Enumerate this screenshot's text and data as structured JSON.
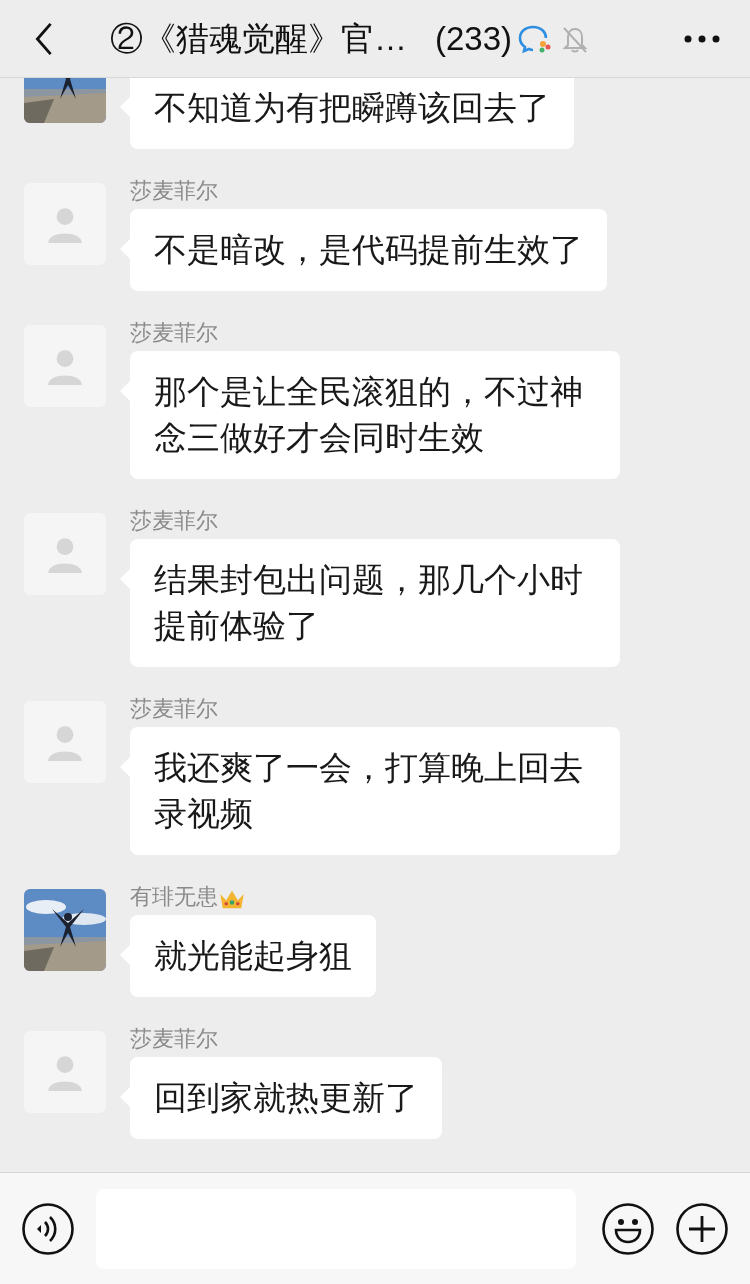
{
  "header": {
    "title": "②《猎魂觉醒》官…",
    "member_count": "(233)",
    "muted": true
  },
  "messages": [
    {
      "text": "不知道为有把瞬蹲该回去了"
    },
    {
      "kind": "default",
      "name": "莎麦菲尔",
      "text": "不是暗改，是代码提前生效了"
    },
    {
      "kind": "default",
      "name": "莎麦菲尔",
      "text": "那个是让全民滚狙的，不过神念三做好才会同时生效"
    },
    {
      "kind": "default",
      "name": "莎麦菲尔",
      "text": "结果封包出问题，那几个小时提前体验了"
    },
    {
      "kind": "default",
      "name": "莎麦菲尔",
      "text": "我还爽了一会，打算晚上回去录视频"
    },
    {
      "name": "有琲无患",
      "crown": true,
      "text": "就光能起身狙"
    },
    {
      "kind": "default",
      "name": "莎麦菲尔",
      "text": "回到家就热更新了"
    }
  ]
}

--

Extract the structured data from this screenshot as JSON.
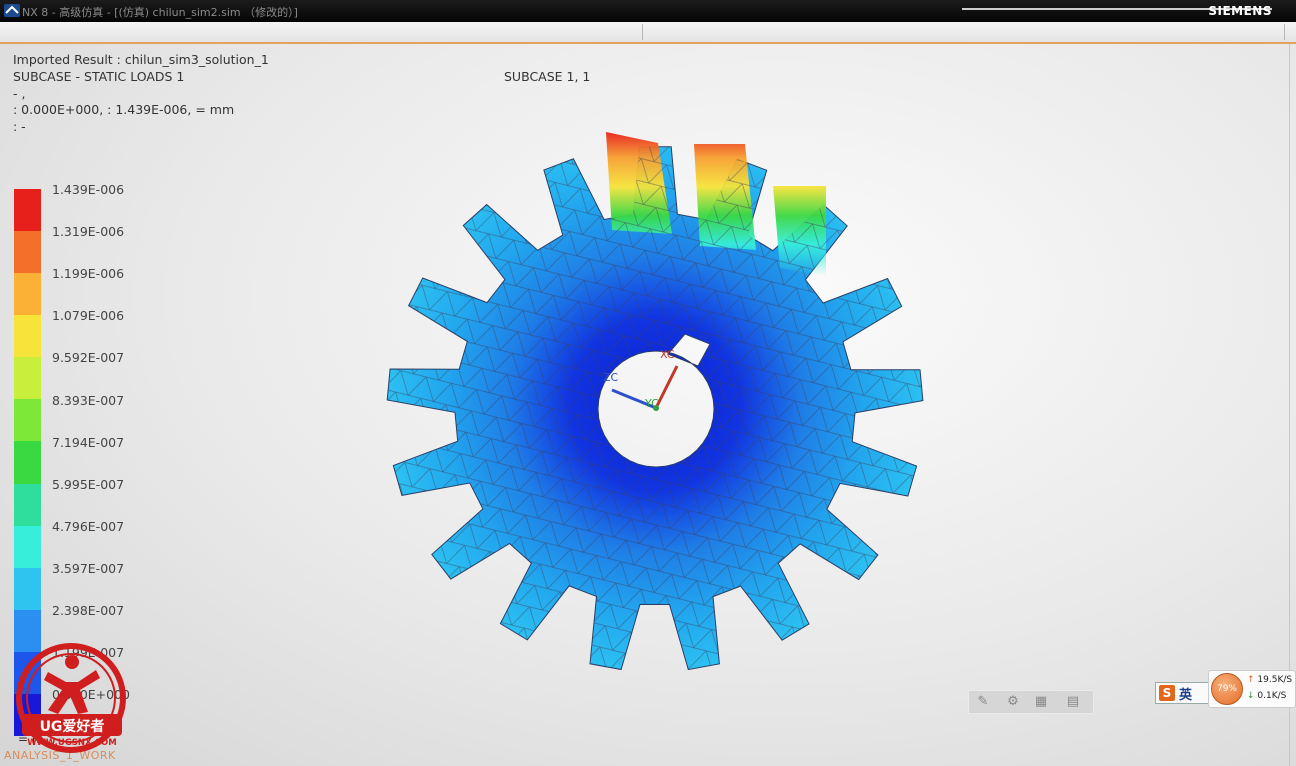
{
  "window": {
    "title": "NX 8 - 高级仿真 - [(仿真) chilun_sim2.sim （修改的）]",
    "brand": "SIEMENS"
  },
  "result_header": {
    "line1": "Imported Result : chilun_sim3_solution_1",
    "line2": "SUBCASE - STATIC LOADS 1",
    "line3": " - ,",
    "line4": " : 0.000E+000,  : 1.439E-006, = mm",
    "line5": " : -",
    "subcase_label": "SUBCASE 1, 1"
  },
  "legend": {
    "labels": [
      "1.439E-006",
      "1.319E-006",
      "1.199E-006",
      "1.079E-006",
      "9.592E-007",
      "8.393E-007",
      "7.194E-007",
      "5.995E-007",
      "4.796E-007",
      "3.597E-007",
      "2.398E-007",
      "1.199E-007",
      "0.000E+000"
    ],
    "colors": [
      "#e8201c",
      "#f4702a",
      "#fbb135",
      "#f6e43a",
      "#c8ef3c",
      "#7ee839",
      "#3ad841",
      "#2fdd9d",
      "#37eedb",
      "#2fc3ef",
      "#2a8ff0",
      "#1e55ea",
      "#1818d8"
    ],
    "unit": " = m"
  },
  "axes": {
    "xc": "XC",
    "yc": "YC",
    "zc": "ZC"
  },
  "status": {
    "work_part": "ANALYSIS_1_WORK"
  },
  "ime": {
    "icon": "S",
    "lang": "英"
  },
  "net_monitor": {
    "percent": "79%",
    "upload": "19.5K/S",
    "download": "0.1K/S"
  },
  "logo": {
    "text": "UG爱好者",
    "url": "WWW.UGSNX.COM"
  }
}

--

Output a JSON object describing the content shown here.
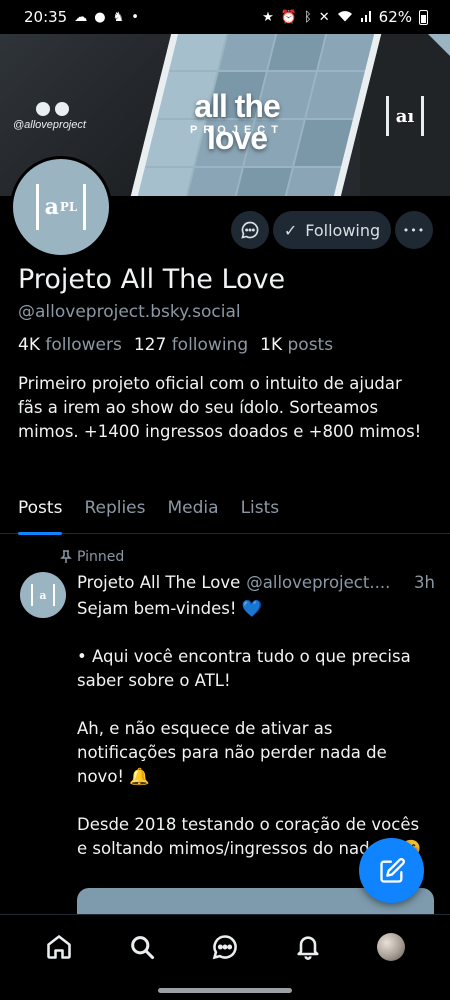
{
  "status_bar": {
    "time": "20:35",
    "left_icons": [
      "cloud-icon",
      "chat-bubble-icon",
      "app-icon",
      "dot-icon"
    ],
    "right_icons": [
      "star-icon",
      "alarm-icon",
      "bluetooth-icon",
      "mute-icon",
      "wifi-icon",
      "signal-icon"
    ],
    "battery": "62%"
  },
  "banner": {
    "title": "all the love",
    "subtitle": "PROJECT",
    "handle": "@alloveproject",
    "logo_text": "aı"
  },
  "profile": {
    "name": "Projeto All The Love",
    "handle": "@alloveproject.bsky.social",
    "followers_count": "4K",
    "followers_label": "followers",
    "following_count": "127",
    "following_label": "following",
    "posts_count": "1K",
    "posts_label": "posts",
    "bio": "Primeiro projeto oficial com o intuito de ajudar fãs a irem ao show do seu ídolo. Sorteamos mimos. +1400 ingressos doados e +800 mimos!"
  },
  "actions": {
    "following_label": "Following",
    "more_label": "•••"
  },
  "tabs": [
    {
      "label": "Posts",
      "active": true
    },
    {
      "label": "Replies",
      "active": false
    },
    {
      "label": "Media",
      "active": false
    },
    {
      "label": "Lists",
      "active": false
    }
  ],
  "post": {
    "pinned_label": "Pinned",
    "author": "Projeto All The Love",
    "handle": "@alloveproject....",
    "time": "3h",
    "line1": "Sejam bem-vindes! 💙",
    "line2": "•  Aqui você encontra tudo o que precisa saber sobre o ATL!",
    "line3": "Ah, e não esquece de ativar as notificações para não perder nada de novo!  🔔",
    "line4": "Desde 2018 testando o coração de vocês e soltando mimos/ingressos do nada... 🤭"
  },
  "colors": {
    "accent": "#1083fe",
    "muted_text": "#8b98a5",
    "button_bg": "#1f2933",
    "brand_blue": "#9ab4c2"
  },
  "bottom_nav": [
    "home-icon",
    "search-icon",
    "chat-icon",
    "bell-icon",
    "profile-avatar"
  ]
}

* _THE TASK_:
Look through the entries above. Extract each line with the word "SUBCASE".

* _OUTPUT FOR THIS TASK_:
    "line2": "SUBCASE - STATIC LOADS 1",
    "subcase_label": "SUBCASE 1, 1"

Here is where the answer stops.